My underground wanderings began by a visit to the Catacombs at Syracuse, in Sicily, along subterranean passages in a limestone hill, into which a horseman may ride with spear erect, page 82 formerly used as a necropolis, and so extensive that without a guide one could not well get out of them again. Not far from Trieste, in Austria, there is a famous grotto, or Cavern of Adelberg, forming a suite of lofty chambers like palatial halls or cathedral naves, supported by columns of united stalactites and stalagmites, through which a silent river flows. When lighted up for visitors this great cavern forms a magnificent underground spectacle.
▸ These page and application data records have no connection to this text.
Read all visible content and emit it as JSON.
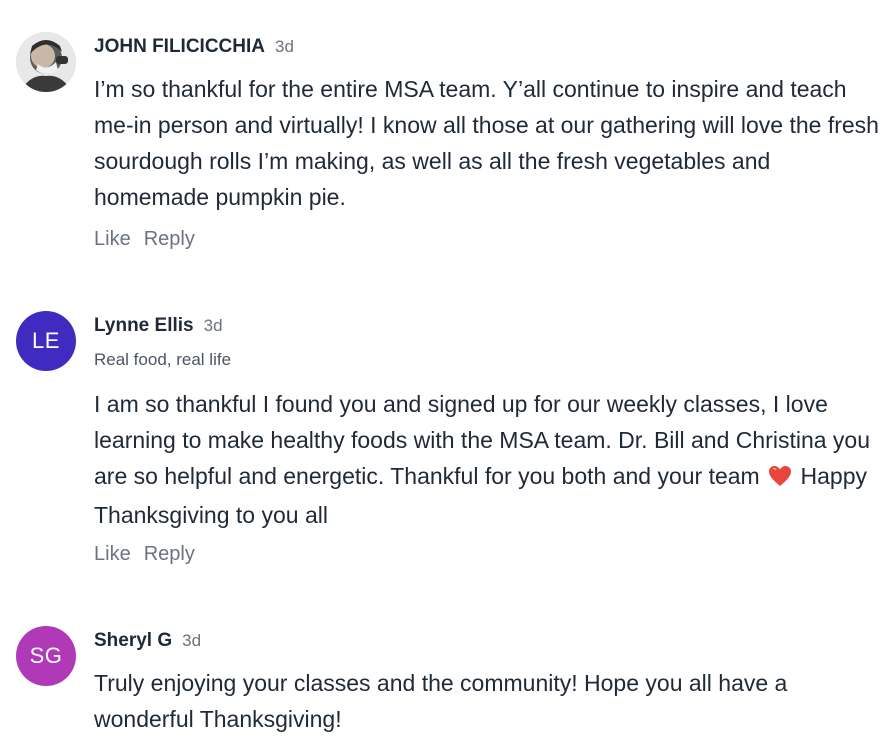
{
  "comments": [
    {
      "author": "JOHN FILICICCHIA",
      "time": "3d",
      "subtitle": "",
      "body": "I’m so thankful for the entire MSA team. Y’all continue to inspire and teach me-in person and virtually! I know all those at our gathering will love the fresh sourdough rolls I’m making, as well as all the fresh vegetables and homemade pumpkin pie.",
      "like_label": "Like",
      "reply_label": "Reply",
      "avatar_initials": ""
    },
    {
      "author": "Lynne Ellis",
      "time": "3d",
      "subtitle": "Real food, real life",
      "body_before_emoji": "I am so thankful I found you and signed up for our weekly classes, I love learning to make healthy foods with the MSA team. Dr. Bill and Christina you are so helpful and energetic. Thankful for you both and your team",
      "emoji": "red-heart-icon",
      "body_after_emoji": "Happy Thanksgiving to you all",
      "like_label": "Like",
      "reply_label": "Reply",
      "avatar_initials": "LE",
      "avatar_color": "#3f2bc0"
    },
    {
      "author": "Sheryl G",
      "time": "3d",
      "subtitle": "",
      "body": "Truly enjoying your classes and the community! Hope you all have a wonderful Thanksgiving!",
      "avatar_initials": "SG",
      "avatar_color": "#b039b7"
    }
  ]
}
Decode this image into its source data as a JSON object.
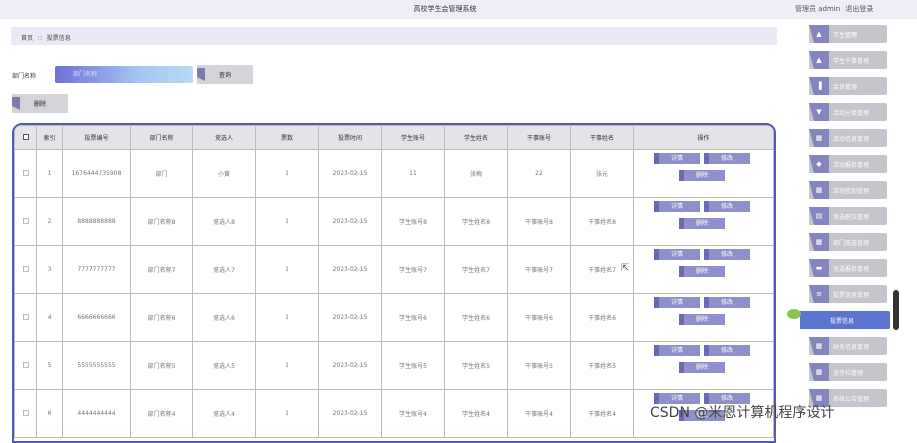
{
  "app": {
    "title": "高校学生会管理系统",
    "user_label": "管理员 admin",
    "logout_label": "退出登录"
  },
  "breadcrumb": {
    "home": "首页",
    "sep": "∷",
    "current": "投票信息"
  },
  "search": {
    "label": "部门名称",
    "placeholder": "部门名称",
    "query_label": "查询"
  },
  "toolbar": {
    "delete_label": "删除"
  },
  "table": {
    "headers": [
      "",
      "索引",
      "投票编号",
      "部门名称",
      "竞选人",
      "票数",
      "投票时间",
      "学生账号",
      "学生姓名",
      "干事账号",
      "干事姓名",
      "操作"
    ],
    "actions": {
      "detail": "详情",
      "edit": "修改",
      "delete": "删除"
    },
    "rows": [
      {
        "index": "1",
        "vote_no": "1676444735908",
        "dept": "部门",
        "candidate": "小黄",
        "votes": "1",
        "time": "2023-02-15",
        "stu_acc": "11",
        "stu_name": "张梅",
        "staff_acc": "22",
        "staff_name": "张元"
      },
      {
        "index": "2",
        "vote_no": "8888888888",
        "dept": "部门名称8",
        "candidate": "竞选人8",
        "votes": "1",
        "time": "2023-02-15",
        "stu_acc": "学生账号8",
        "stu_name": "学生姓名8",
        "staff_acc": "干事账号8",
        "staff_name": "干事姓名8"
      },
      {
        "index": "3",
        "vote_no": "7777777777",
        "dept": "部门名称7",
        "candidate": "竞选人7",
        "votes": "1",
        "time": "2023-02-15",
        "stu_acc": "学生账号7",
        "stu_name": "学生姓名7",
        "staff_acc": "干事账号7",
        "staff_name": "干事姓名7"
      },
      {
        "index": "4",
        "vote_no": "6666666666",
        "dept": "部门名称6",
        "candidate": "竞选人6",
        "votes": "1",
        "time": "2023-02-15",
        "stu_acc": "学生账号6",
        "stu_name": "学生姓名6",
        "staff_acc": "干事账号6",
        "staff_name": "干事姓名6"
      },
      {
        "index": "5",
        "vote_no": "5555555555",
        "dept": "部门名称5",
        "candidate": "竞选人5",
        "votes": "1",
        "time": "2023-02-15",
        "stu_acc": "学生账号5",
        "stu_name": "学生姓名5",
        "staff_acc": "干事账号5",
        "staff_name": "干事姓名5"
      },
      {
        "index": "6",
        "vote_no": "4444444444",
        "dept": "部门名称4",
        "candidate": "竞选人4",
        "votes": "1",
        "time": "2023-02-15",
        "stu_acc": "学生账号4",
        "stu_name": "学生姓名4",
        "staff_acc": "干事账号4",
        "staff_name": "干事姓名4"
      }
    ]
  },
  "sidebar": {
    "items": [
      {
        "label": "学生管理",
        "icon": "person-icon"
      },
      {
        "label": "学生干事管理",
        "icon": "person-icon"
      },
      {
        "label": "会员管理",
        "icon": "chart-icon"
      },
      {
        "label": "活动分类管理",
        "icon": "filter-icon"
      },
      {
        "label": "活动信息管理",
        "icon": "grid-icon"
      },
      {
        "label": "活动报名管理",
        "icon": "home-icon"
      },
      {
        "label": "活动签到管理",
        "icon": "grid-icon"
      },
      {
        "label": "竞选职位管理",
        "icon": "doc-icon"
      },
      {
        "label": "部门竞选管理",
        "icon": "grid-icon"
      },
      {
        "label": "竞选报名管理",
        "icon": "chat-icon"
      },
      {
        "label": "投票信息管理",
        "icon": "list-icon"
      },
      {
        "label": "投票信息",
        "icon": "",
        "active": true
      },
      {
        "label": "财务信息管理",
        "icon": "grid-icon"
      },
      {
        "label": "宣传栏管理",
        "icon": "grid-icon"
      },
      {
        "label": "系统公告管理",
        "icon": "grid-icon"
      }
    ]
  },
  "watermark": "CSDN @米恩计算机程序设计"
}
The most remarkable and interesting mines that I have seen are near Cracow, from which rock salt has so long been quarried that the excavations extend to a great distance below the surface, and portions of the salt rocks are shaped into pillars and a chapel, as well as dwellings for the miners and stables for the horses employed to drag the blocks of salt to the shafts of the mine. It was a much more gloomy descent I made into the great Wallsend coal mine at Newcastle-on-Tyne. In a basket, and dressed as a miner, we were rapidly lowered down the shaft into perfect darkness. The sensation was more like that of ascending than of descending, until at the depth of, I think, as much as about three times the height that the dome of St Paul's is above ground, we were landed with a kind of shock on the floor of a black cavern, dimly lighted by flaring candles. I was provided with a safety lamp and led into exhausted passages of the mine where fire-damp was present, and also into active workings, where the half- page 83 clad miners were hewing and blasting out the precious product of countless bygone ages of vegetation, reserved by natural, or rather Providential, means to form the main source of the manufactures, wealth, and power of Great Britain, as well as the comfort of British homes. It is indeed wonderful to see how the vast number of men and boys employed in the low and narrow burrowings of mines, extending far under the North Sea, seem to retain bodily health and cheerfulness of mind, sustained by the same Providential care which renders conditions of life both above and below ground easily borne, and even enjoyed, which to others appear to be insupportable.